chopsticks clinked against the insides of bowls being emptied into hungry mouths. I walked into my room, closed the door, and lay down on my bed. The room was dark, the ceiling filled with shadows from the dinnertime lights of neighboring flats. In my head, I saw a chessboard with sixty-four black and white squares. Opposite me was my opponent, two angry black slits. She wore a triumphant smile. “Strongest wind cannot be seen,” she said. Her black men advanced across the plane, slowly marching
over again, it dove and popped back up again, empty but still hopeful. And then, after a dozen or so times, it was sucked into the dark recess, and when it came out, it was torn and lifeless. At that moment, and not until that moment, did she give up. My mother had a look on her face that I’ll never forget. It was one of complete despair and horror, for losing Bing, for being so foolish as to think she could use faith to change fate. And it made me angry—so blindingly angry—that everything had
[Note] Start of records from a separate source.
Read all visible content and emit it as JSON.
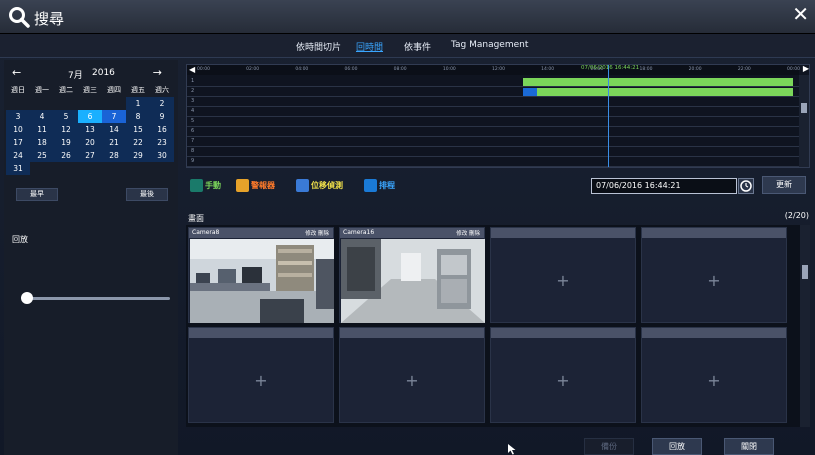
{
  "window": {
    "title": "搜尋",
    "close_label": "✕"
  },
  "tabs": [
    {
      "label": "依時間切片",
      "active": false
    },
    {
      "label": "回時間",
      "active": true
    },
    {
      "label": "依事件",
      "active": false
    },
    {
      "label": "Tag Management",
      "active": false
    }
  ],
  "calendar": {
    "month": "7月",
    "year": "2016",
    "weekdays": [
      "週日",
      "週一",
      "週二",
      "週三",
      "週四",
      "週五",
      "週六"
    ],
    "weeks": [
      [
        "",
        "",
        "",
        "",
        "",
        "1",
        "2"
      ],
      [
        "3",
        "4",
        "5",
        "6",
        "7",
        "8",
        "9"
      ],
      [
        "10",
        "11",
        "12",
        "13",
        "14",
        "15",
        "16"
      ],
      [
        "17",
        "18",
        "19",
        "20",
        "21",
        "22",
        "23"
      ],
      [
        "24",
        "25",
        "26",
        "27",
        "28",
        "29",
        "30"
      ],
      [
        "31",
        "",
        "",
        "",
        "",
        "",
        ""
      ]
    ],
    "selected_day": "6",
    "highlight_day": "7",
    "earliest_label": "最早",
    "latest_label": "最後"
  },
  "left_panel": {
    "playback_label": "回放"
  },
  "timeline": {
    "ticks": [
      "00:00",
      "02:00",
      "04:00",
      "06:00",
      "08:00",
      "10:00",
      "12:00",
      "14:00",
      "16:00",
      "18:00",
      "20:00",
      "22:00",
      "00:00"
    ],
    "rows": [
      "1",
      "2",
      "3",
      "4",
      "5",
      "6",
      "7",
      "8",
      "9"
    ],
    "cursor_time": "07/06/2016 16:44:21",
    "colors": {
      "record": "#7bd65a",
      "cursor": "#3a8ee6"
    }
  },
  "event_types": [
    {
      "label": "手動",
      "icon": "manual-record-icon",
      "color": "#7bd65a",
      "icon_bg": "#1a7a6a"
    },
    {
      "label": "警報器",
      "icon": "alarm-icon",
      "color": "#ff7a2a",
      "icon_bg": "#e6a22a"
    },
    {
      "label": "位移偵測",
      "icon": "motion-detect-icon",
      "color": "#f0e04a",
      "icon_bg": "#3a7ad6"
    },
    {
      "label": "排程",
      "icon": "schedule-icon",
      "color": "#3aa6ff",
      "icon_bg": "#1a7ad6"
    }
  ],
  "time_field": {
    "value": "07/06/2016 16:44:21"
  },
  "refresh_label": "更新",
  "grid": {
    "label": "畫面",
    "page": "(2/20)",
    "tiles": [
      {
        "camera": "Camera8",
        "actions": "修改 刪除",
        "has_video": true
      },
      {
        "camera": "Camera16",
        "actions": "修改 刪除",
        "has_video": true
      },
      {
        "camera": "",
        "actions": "",
        "has_video": false
      },
      {
        "camera": "",
        "actions": "",
        "has_video": false
      },
      {
        "camera": "",
        "actions": "",
        "has_video": false
      },
      {
        "camera": "",
        "actions": "",
        "has_video": false
      },
      {
        "camera": "",
        "actions": "",
        "has_video": false
      },
      {
        "camera": "",
        "actions": "",
        "has_video": false
      }
    ],
    "plus": "+"
  },
  "bottom": {
    "backup_label": "備份",
    "playback_label": "回放",
    "close_label": "關閉"
  }
}
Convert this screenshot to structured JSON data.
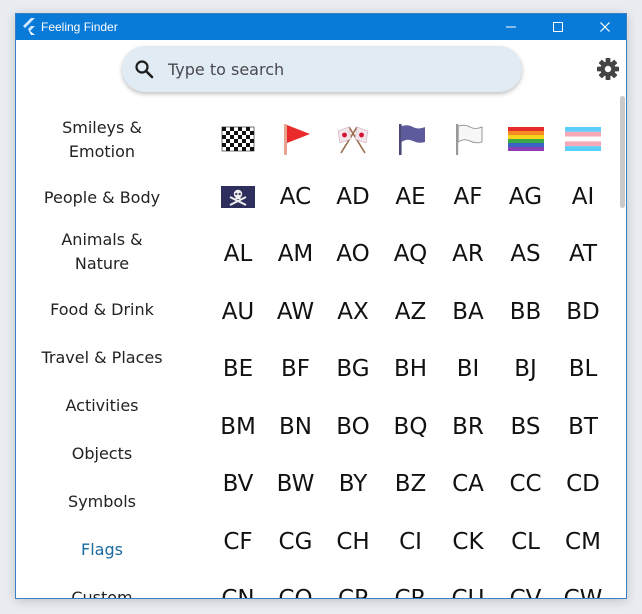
{
  "window": {
    "title": "Feeling Finder",
    "accent": "#0a7ad8"
  },
  "search": {
    "placeholder": "Type to search"
  },
  "sidebar": {
    "items": [
      {
        "label": "Smileys & Emotion",
        "lines": [
          "Smileys &",
          "Emotion"
        ]
      },
      {
        "label": "People & Body",
        "lines": [
          "People & Body"
        ]
      },
      {
        "label": "Animals & Nature",
        "lines": [
          "Animals &",
          "Nature"
        ]
      },
      {
        "label": "Food & Drink",
        "lines": [
          "Food & Drink"
        ]
      },
      {
        "label": "Travel & Places",
        "lines": [
          "Travel & Places"
        ]
      },
      {
        "label": "Activities",
        "lines": [
          "Activities"
        ]
      },
      {
        "label": "Objects",
        "lines": [
          "Objects"
        ]
      },
      {
        "label": "Symbols",
        "lines": [
          "Symbols"
        ]
      },
      {
        "label": "Flags",
        "lines": [
          "Flags"
        ]
      },
      {
        "label": "Custom",
        "lines": [
          "Custom"
        ]
      }
    ],
    "active": "Flags",
    "active_color": "#1a6aa0"
  },
  "grid": {
    "icons": [
      "chequered-flag-icon",
      "triangular-flag-icon",
      "crossed-flags-icon",
      "black-flag-icon",
      "white-flag-icon",
      "rainbow-flag-icon",
      "transgender-flag-icon",
      "pirate-flag-icon"
    ],
    "codes": [
      "AC",
      "AD",
      "AE",
      "AF",
      "AG",
      "AI",
      "AL",
      "AM",
      "AO",
      "AQ",
      "AR",
      "AS",
      "AT",
      "AU",
      "AW",
      "AX",
      "AZ",
      "BA",
      "BB",
      "BD",
      "BE",
      "BF",
      "BG",
      "BH",
      "BI",
      "BJ",
      "BL",
      "BM",
      "BN",
      "BO",
      "BQ",
      "BR",
      "BS",
      "BT",
      "BV",
      "BW",
      "BY",
      "BZ",
      "CA",
      "CC",
      "CD",
      "CF",
      "CG",
      "CH",
      "CI",
      "CK",
      "CL",
      "CM",
      "CN",
      "CO",
      "CP",
      "CR",
      "CU",
      "CV",
      "CW"
    ]
  }
}
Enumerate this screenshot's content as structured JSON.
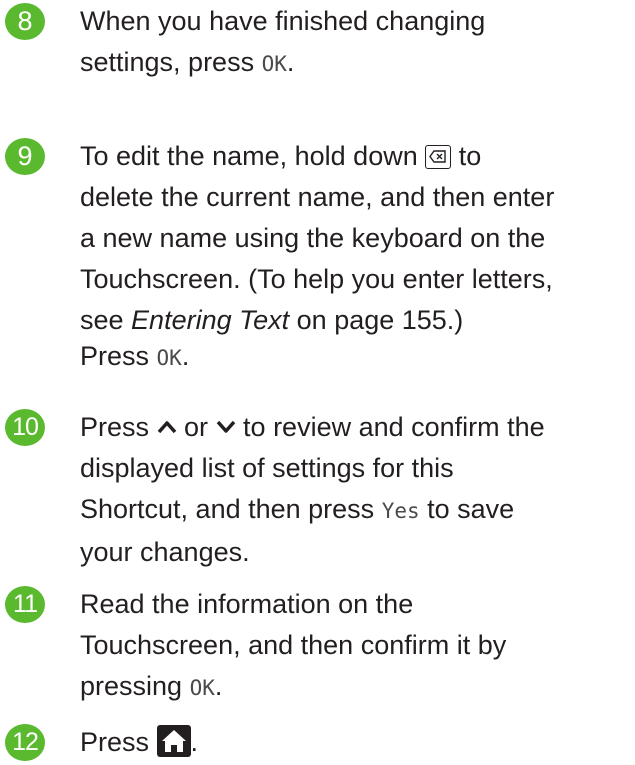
{
  "steps": [
    {
      "number": "8",
      "lines": {
        "l1": "When you have finished changing",
        "l2_pre": "settings, press ",
        "l2_code": "OK",
        "l2_post": "."
      }
    },
    {
      "number": "9",
      "lines": {
        "l1_pre": "To edit the name, hold down ",
        "l1_post": " to",
        "l2": "delete the current name, and then enter",
        "l3": "a new name using the keyboard on the",
        "l4": "Touchscreen. (To help you enter letters,",
        "l5_pre": "see ",
        "l5_em": "Entering Text",
        "l5_post": " on page 155.)",
        "l6_pre": "Press ",
        "l6_code": "OK",
        "l6_post": "."
      },
      "icon": "backspace-key-icon"
    },
    {
      "number": "10",
      "lines": {
        "l1_pre": "Press ",
        "l1_mid": " or ",
        "l1_post": " to review and confirm the",
        "l2": "displayed list of settings for this",
        "l3_pre": "Shortcut, and then press ",
        "l3_code": "Yes",
        "l3_post": " to save",
        "l4": "your changes."
      },
      "icons": [
        "up-arrow-icon",
        "down-arrow-icon"
      ]
    },
    {
      "number": "11",
      "lines": {
        "l1": "Read the information on the",
        "l2": "Touchscreen, and then confirm it by",
        "l3_pre": "pressing ",
        "l3_code": "OK",
        "l3_post": "."
      }
    },
    {
      "number": "12",
      "lines": {
        "l1_pre": "Press ",
        "l1_post": "."
      },
      "icon": "home-icon"
    }
  ],
  "colors": {
    "step_badge": "#5bb92f",
    "text": "#231f20",
    "code": "#4a4a4a"
  }
}
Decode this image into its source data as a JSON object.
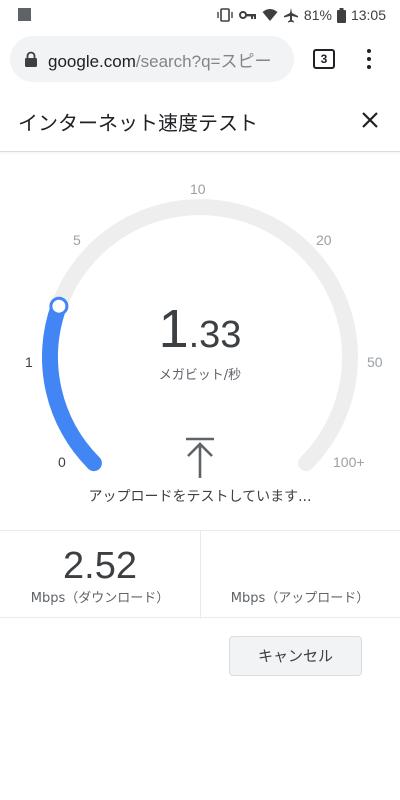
{
  "status_bar": {
    "battery_percent": "81%",
    "time": "13:05"
  },
  "browser": {
    "url_host": "google.com",
    "url_path": "/search?q=スピー",
    "tab_count": "3"
  },
  "panel": {
    "title": "インターネット速度テスト"
  },
  "gauge": {
    "scale_labels": [
      "0",
      "1",
      "5",
      "10",
      "20",
      "50",
      "100+"
    ],
    "current_speed_int": "1",
    "current_speed_dec": ".33",
    "unit": "メガビット/秒",
    "status": "アップロードをテストしています...",
    "progress_fraction": 0.24
  },
  "results": {
    "download_value": "2.52",
    "download_label": "Mbps（ダウンロード）",
    "upload_value": "",
    "upload_label": "Mbps（アップロード）"
  },
  "actions": {
    "cancel_label": "キャンセル"
  },
  "colors": {
    "accent": "#4285f4",
    "track": "#eeeeee"
  },
  "icons": {
    "lock": "lock-icon",
    "close": "close-icon",
    "upload": "upload-arrow-icon",
    "menu": "more-vert-icon"
  }
}
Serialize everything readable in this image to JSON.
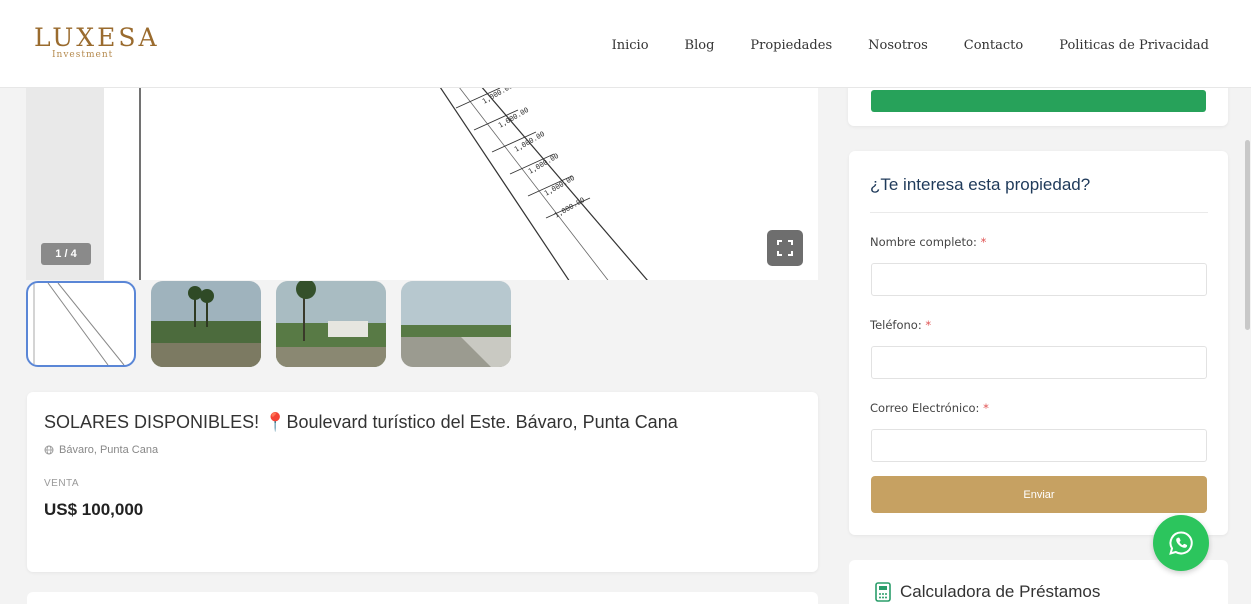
{
  "brand": {
    "name": "LUXESA",
    "tagline": "Investment"
  },
  "nav": {
    "items": [
      {
        "label": "Inicio"
      },
      {
        "label": "Blog"
      },
      {
        "label": "Propiedades"
      },
      {
        "label": "Nosotros"
      },
      {
        "label": "Contacto"
      },
      {
        "label": "Politicas de Privacidad"
      }
    ]
  },
  "gallery": {
    "counter": "1 / 4",
    "current": 1,
    "total": 4,
    "plan_labels": [
      "1,000.00",
      "1,000.00",
      "1,000.00",
      "1,000.00",
      "1,000.00",
      "1,000.00"
    ]
  },
  "property": {
    "title_prefix": "SOLARES DISPONIBLES! ",
    "pin_icon": "📍",
    "title_rest": "Boulevard turístico del Este. Bávaro, Punta Cana",
    "location": "Bávaro, Punta Cana",
    "operation": "VENTA",
    "price": "US$ 100,000"
  },
  "contact_form": {
    "title": "¿Te interesa esta propiedad?",
    "name_label": "Nombre completo:",
    "phone_label": "Teléfono:",
    "email_label": "Correo Electrónico:",
    "required_mark": "*",
    "submit_label": "Enviar"
  },
  "calculator": {
    "title": "Calculadora de Préstamos"
  },
  "colors": {
    "brand_gold": "#9a6b2e",
    "button_gold": "#c6a162",
    "whatsapp_green": "#2cc55d",
    "title_navy": "#1f3a5a"
  }
}
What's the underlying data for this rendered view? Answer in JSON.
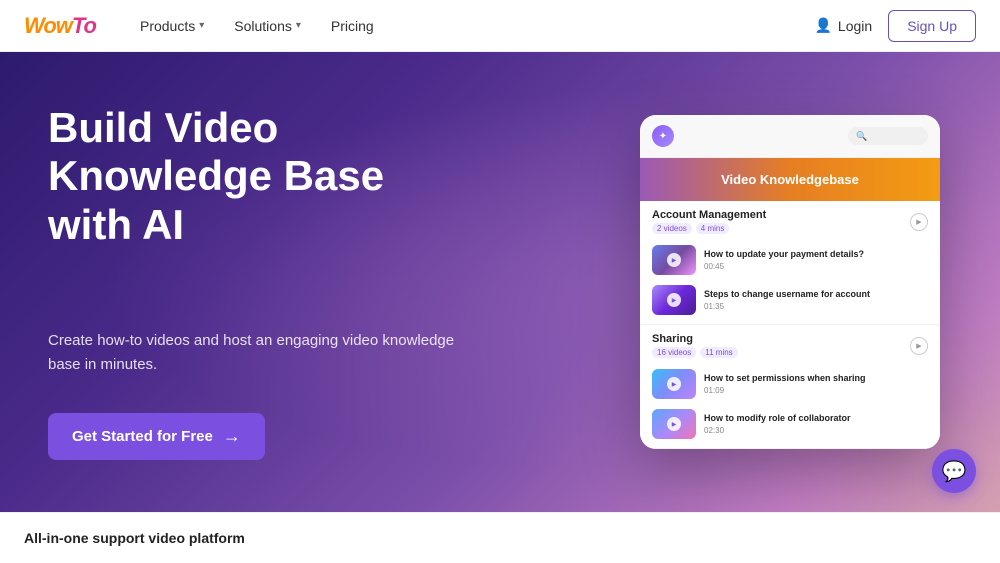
{
  "navbar": {
    "logo_text": "WowTo",
    "products_label": "Products",
    "solutions_label": "Solutions",
    "pricing_label": "Pricing",
    "login_label": "Login",
    "signup_label": "Sign Up"
  },
  "hero": {
    "title": "Build Video Knowledge Base with AI",
    "subtitle": "Create how-to videos and host an engaging video knowledge base in minutes.",
    "cta_label": "Get Started for Free"
  },
  "mockup": {
    "header_title": "Video Knowledgebase",
    "section1": {
      "title": "Account Management",
      "badge1": "2 videos",
      "badge2": "4 mins",
      "item1_title": "How to update your payment details?",
      "item1_duration": "00:45",
      "item2_title": "Steps to change username for account",
      "item2_duration": "01:35"
    },
    "section2": {
      "title": "Sharing",
      "badge1": "16 videos",
      "badge2": "11 mins",
      "item1_title": "How to set permissions when sharing",
      "item1_duration": "01:09",
      "item2_title": "How to modify role of collaborator",
      "item2_duration": "02:30"
    }
  },
  "bottom": {
    "section_title": "All-in-one support video platform"
  }
}
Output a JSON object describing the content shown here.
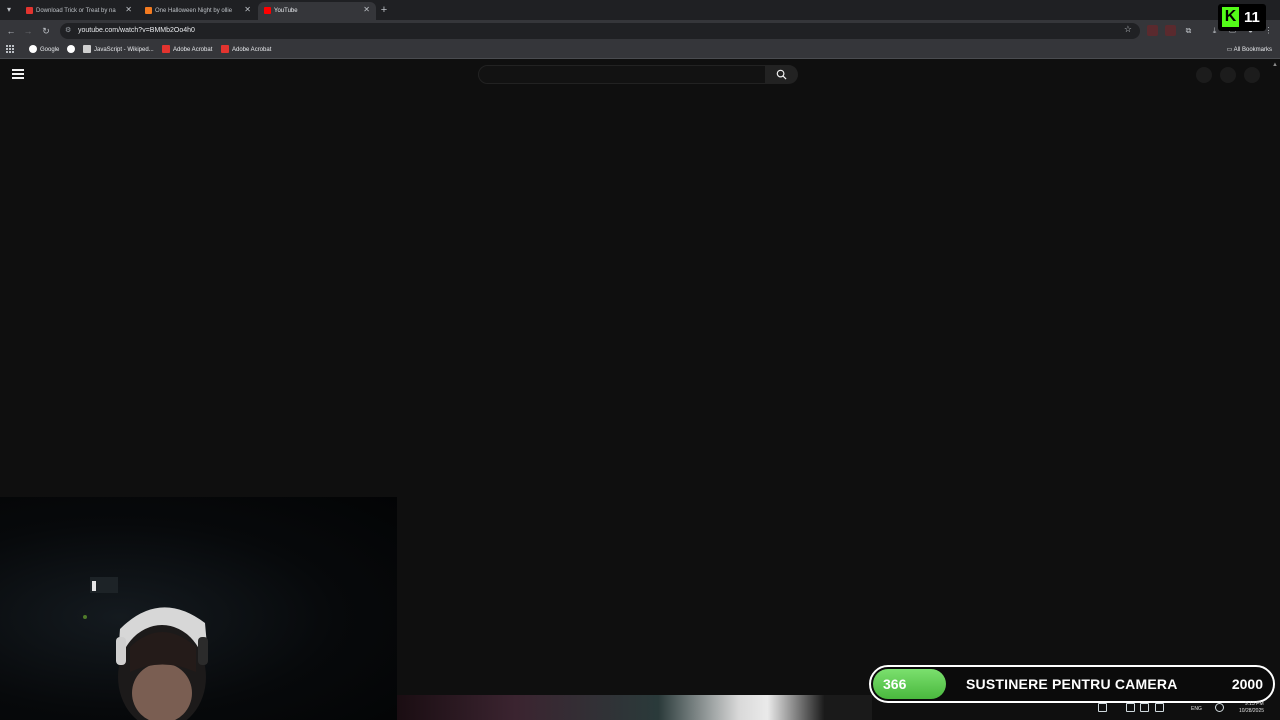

never seen that face before. I looked at my reflection, blinking so I could see more clearly. The girl staring back at me was angry, powerful. This girl and I were the same. I had new thoughts, willful thoughts, or rather thoughts filled with lots of won’ts. I won’t let her change me, I promised myself. I won’t be what I’m not. So now on nights when my mother presented her tests, I performed listlessly, my head propped on one arm. I pretended to be bored. And I was. I got so bored I started
I worried that Harold would someday get a new prescription for his glasses and he’d put them on one morning, look me up and down, and say, “Why, gosh, you aren’t the girl I thought you were, are you?” And I think that feeling of fear never left me, that I would be caught someday, exposed as a sham of a woman. But recently, a friend of mine, Rose, who’s in therapy now because her marriage has already fallen apart, told me those kinds of thoughts are commonplace in women like us. “At first I
off both my arms without anesthesia, without sewing me back up. “Have you ever had them torn off with anesthesia? God! I’ve never seen you so hysterical,” said Waverly. “You want my opinion, you’re better off without him. It hurts only because it’s taken you fifteen years to see what an emotional wimp he is. Listen, I know what it feels like.” To my friend Lena, I said I was better off without Ted. After the initial shock, I realized I didn’t miss him at all. I just missed the way I felt when I